Perak Academy hosted Bunn Nagara in its fifth talk of the 18th Perak Lecture Series. The talk, titled, ‘Sabah: A Pivotal State for Malaysia and ASEAN’, was held at Perak Academy’s premises along Jalan Tun Sambanthan recently.
Nagara is a senior fellow at ISIS (Institute of Strategic and International Studies) Malaysia in Foreign Policy and Security Studies, and a commentator on international strategic issues. He has held editorial posts at major Malaysian media and has contributed to academic and civil/public service programmes. His research interests cover Southeast Asia, regional security issues, East Asian integration and major power relations.

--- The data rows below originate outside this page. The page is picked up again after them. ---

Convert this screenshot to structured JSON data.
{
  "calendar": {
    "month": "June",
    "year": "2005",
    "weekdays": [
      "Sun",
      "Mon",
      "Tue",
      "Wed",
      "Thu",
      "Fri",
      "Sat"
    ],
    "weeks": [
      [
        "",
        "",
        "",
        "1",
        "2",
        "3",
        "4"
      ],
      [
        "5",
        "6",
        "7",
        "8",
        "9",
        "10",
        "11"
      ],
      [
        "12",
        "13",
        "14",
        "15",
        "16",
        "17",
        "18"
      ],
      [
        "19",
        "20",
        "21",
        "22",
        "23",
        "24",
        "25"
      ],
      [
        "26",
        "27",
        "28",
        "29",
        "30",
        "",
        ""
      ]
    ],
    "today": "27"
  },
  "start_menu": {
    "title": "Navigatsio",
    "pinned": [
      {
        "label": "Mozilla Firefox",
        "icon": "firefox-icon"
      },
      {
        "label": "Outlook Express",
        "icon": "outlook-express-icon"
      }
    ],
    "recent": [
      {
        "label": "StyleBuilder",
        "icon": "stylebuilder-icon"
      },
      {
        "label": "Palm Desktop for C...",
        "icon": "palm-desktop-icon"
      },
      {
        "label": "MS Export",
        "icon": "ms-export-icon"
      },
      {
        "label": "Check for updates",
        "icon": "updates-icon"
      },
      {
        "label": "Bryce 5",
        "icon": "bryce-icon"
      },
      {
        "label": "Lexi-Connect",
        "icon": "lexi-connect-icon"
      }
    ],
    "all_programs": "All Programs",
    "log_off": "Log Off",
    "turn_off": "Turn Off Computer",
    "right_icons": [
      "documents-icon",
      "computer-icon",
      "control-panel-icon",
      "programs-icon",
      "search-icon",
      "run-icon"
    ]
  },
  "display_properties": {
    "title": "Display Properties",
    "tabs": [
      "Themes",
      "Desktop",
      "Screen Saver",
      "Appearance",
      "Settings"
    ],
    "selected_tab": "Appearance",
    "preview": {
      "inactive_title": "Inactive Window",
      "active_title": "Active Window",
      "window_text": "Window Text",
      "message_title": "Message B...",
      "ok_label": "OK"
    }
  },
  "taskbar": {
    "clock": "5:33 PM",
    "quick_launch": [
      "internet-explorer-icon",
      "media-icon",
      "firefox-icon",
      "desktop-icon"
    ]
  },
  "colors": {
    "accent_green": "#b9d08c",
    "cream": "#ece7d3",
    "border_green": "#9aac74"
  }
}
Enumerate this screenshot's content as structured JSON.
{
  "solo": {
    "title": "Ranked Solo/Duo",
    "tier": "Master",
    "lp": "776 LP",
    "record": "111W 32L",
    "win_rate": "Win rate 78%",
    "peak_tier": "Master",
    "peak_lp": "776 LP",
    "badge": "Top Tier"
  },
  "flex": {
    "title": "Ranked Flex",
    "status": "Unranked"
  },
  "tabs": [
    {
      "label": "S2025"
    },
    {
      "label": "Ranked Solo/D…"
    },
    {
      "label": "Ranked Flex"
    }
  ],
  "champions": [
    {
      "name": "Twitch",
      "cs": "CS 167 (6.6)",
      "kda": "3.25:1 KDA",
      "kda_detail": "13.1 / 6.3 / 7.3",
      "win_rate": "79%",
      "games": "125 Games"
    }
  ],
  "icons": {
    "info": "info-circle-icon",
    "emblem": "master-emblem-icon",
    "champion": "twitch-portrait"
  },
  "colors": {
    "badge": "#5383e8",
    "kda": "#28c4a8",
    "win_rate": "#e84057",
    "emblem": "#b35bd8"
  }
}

In his talk, Nagara gave the audience a detailed explanation of the history of Sabah, her rulers, ownership and disputes, and how they make Sabah the most dangerous yet most promising state in the nation.
“Sabah, Malaysia and ASEAN are linked in vital ways that are urgent because a lot of safety and security issues relate to the lack of security in Sabah, especially on the East Coast.
“We need to find solutions. Personally, I feel that the whole of Malaysia, in particular Sabah, deserves better security in a more systematic and comprehensive manner.
“The issues, problems and challenges that Sabah faces today are actually Malaysian issues. They affect not only Sabah’s security, prosperity and stability, but also Malaysia as a whole,” the speaker insisted.
According to Nagara, many past security issues of Sabah and Malaysia remain till this day. Example, the former (now defunct) royal family of Sulu still claims that Sabah belongs to them, and not to Malaysia.
During the reign of President Marcos, the Philippine government trained a group of native Muslim (Moro) Philippine troops in Corregidor Island, located at the north of Manila Bay, to attack Sabah. However, when some of the soldiers realised that they were going to attack their tribal brothers in Sabah, they stirred up a mutiny and were eventually massacred by the Philippine government.
Nagara explained how the formation of MAPHILINDO, a proposed union of Malaysia, Philippines and Indonesia, would have affected Malaysia, in particular Sabah.
“The MAPHILINDO concept would’ve not been good for a multi-racial Malaya and Malaysia to come. Sabah, especially, would have been badly affected, as it’s very ethnically-mixed.
“It’s good that the idea of MAPHILINDO didn’t work. Apart from the dangers it would have imposed on a multi-racial Malaysia, it would have also formed a bigger stronghold and attraction for terrorist groups such as the Islamic State that looks into such regions as its territory to expand since Malaysia, Philippines and Indonesia all have strong Muslim influence,” explained Nagara.
The talk concluded with a thought-provoking question and answer session.
Present at the talk was former chief minister of Sabah, Datuk Seri Yong Teck Lee.